We all own a piece of public land, the commons. We all have a stake in the "public trust doctrine"--we, as citizens, have rights allowing us to gain access to water and land that we do not individually own.

I can gather oysters on the Delaware Bay without interference (beyond applying for a license and spitting out $10). Without the public trust doctrine, I am nothing more than a pirate (which would be way cool, of course).

I have this right because a few folks braver than me fought on the Mullica River back in 1907. Two hundred or so oystermen fought against the few who were among the privileged.

You won't read about this in any high school history textbook. You won't read much about the coal wars fought by miners, or Tom the Tinkerer (Whiskey Rebellion). Kids learn about the Boston Tea Party without grasping its anti-corporate thrust.

A child can go through school in Jersey without learning a thing about how to get an oyster just a few miles away from her classroom while being forced to learn the quadratic equation if she wants to earn a diploma.

Oystering melds biology and history and craftsmanship and industrial arts and nutrition and, perhaps most important, citizenship. The story reminds us how we, as American citizens, serve as the foundation of the Great Experiment.

HSPA won't test this. It's not in the biology curriculum. It's not in the history curriculum. It's not in the industrial arts curriculum.

Still, it matters. And I teach in a town that still recognizes this.

Oysters live on oyster beds. They cannot live on bare sand or mud--they'd suffocate.

When I pull a few oysters off a bed, I just about always pull a few off that are too small too eat. Oysters wrap themselves around each other, and pulling one involves pulling several.

When I get a handful of oysters, I break off the small ones and toss them back to the bed. Oysters pile on top of oysters which pile on top of oysters.

The cultch is the pile of shells and debris that allow oysters to continue to reproduce. Oysters need hard surfaces, oysters need calcium. When I toss my tiny oysters back, I am helping the community to survive.

I cannot oyster on Sundays, but I usually return to the beds anyway, to toss back the shells of the oysters I ate the day before.
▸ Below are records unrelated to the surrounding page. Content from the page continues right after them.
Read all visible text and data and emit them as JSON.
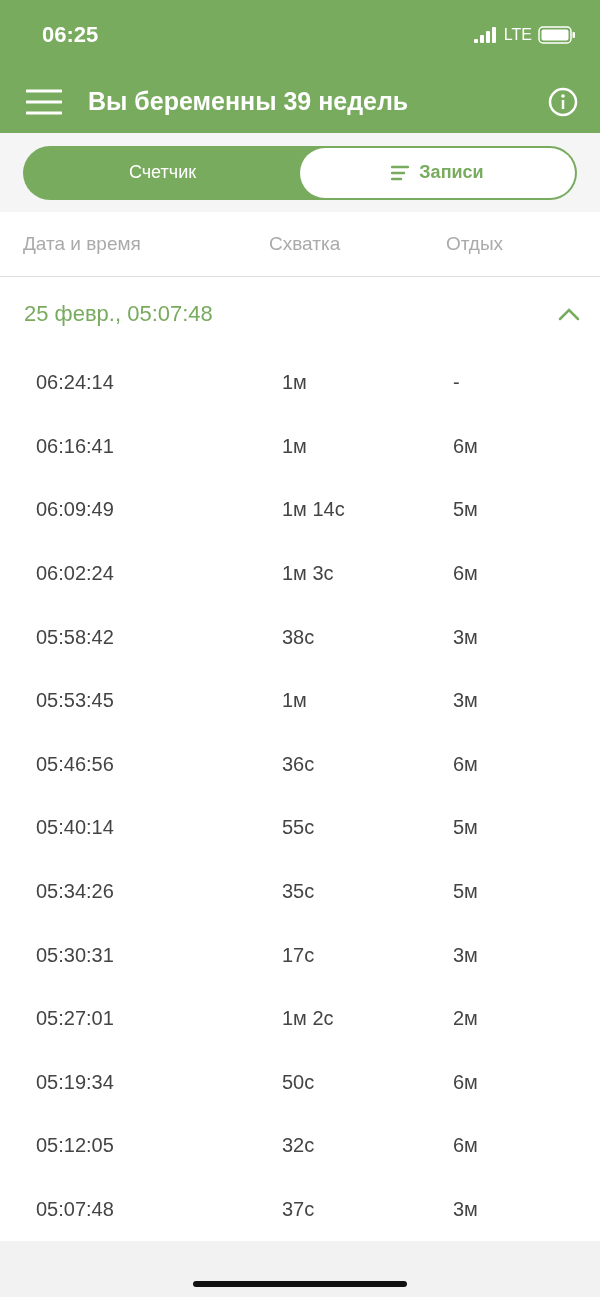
{
  "status_bar": {
    "time": "06:25",
    "network": "LTE"
  },
  "header": {
    "title": "Вы беременны 39 недель"
  },
  "tabs": [
    {
      "label": "Счетчик",
      "selected": false
    },
    {
      "label": "Записи",
      "selected": true
    }
  ],
  "table": {
    "columns": [
      "Дата и время",
      "Схватка",
      "Отдых"
    ],
    "groups": [
      {
        "title": "25 февр., 05:07:48",
        "expanded": true,
        "rows": [
          [
            "06:24:14",
            "1м",
            "-"
          ],
          [
            "06:16:41",
            "1м",
            "6м"
          ],
          [
            "06:09:49",
            "1м 14с",
            "5м"
          ],
          [
            "06:02:24",
            "1м 3с",
            "6м"
          ],
          [
            "05:58:42",
            "38с",
            "3м"
          ],
          [
            "05:53:45",
            "1м",
            "3м"
          ],
          [
            "05:46:56",
            "36с",
            "6м"
          ],
          [
            "05:40:14",
            "55с",
            "5м"
          ],
          [
            "05:34:26",
            "35с",
            "5м"
          ],
          [
            "05:30:31",
            "17с",
            "3м"
          ],
          [
            "05:27:01",
            "1м 2с",
            "2м"
          ],
          [
            "05:19:34",
            "50с",
            "6м"
          ],
          [
            "05:12:05",
            "32с",
            "6м"
          ],
          [
            "05:07:48",
            "37с",
            "3м"
          ]
        ]
      }
    ]
  }
}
I could throw them in the garbage. A truck comes by every week to pick up most anything I want to throw away.

My oysters were alive Friday. I killed them Saturday. On Sunday, I return the shells to the bed. The flesh of the oysters is a true gift, unearned.

I was born in America yesterday. I reap the benefits today. I hope to give back to the children what I have enjoyed. Living in America, our America, is a true gift, unearned.

The least I can do is prepare the bed for future generations.

My bias is, obviously, oysters. The American story can be told by weavers, by farmers, by miners, by carpenters, told by soldiers.

Our story is local.
Our story is real.
Our story matters.

I do not recognize the American Diploma Project as citizens, despite the name; I do not recognize multinational corporations as American; I do not believe that CEOs of multinationals have my town's interests at heart.

I cannot think globally. No one can. It's a lie. I can imagine a village here, a city there, but imagining a global village is like imagining a million deaths--both become abstract piles of numbers . I can imagine, however, a single child dying. We all can. We're human.

Get your butt outside, get to know your neighbors. Get involved with your school district's curriculum.

I'll take care of the oyster cultch. You take care of what matters in your neighborhood.

And if you think your neighbor is worthy of teaching your children your local history, get involved in education.

ATT isn't going to take care of you when you're old or ill, but your neighbor will.

Photo by Leslie.

1 comment:

John T. Spencer said...

I like the way you repost older posts occasionally. It adds a certain human aspect - as if to say, "If there was a campfire, this one would make the cut."

My students came up with the motto "Learn to Serve" when I taught only social studies. This year's students don't buy into it. I like the notion of creating a motto that's outside of the district's (in our case Excellence: Whatever It Takes, which kids have likened to the old "What would you do for a Klondike bar?" commercials)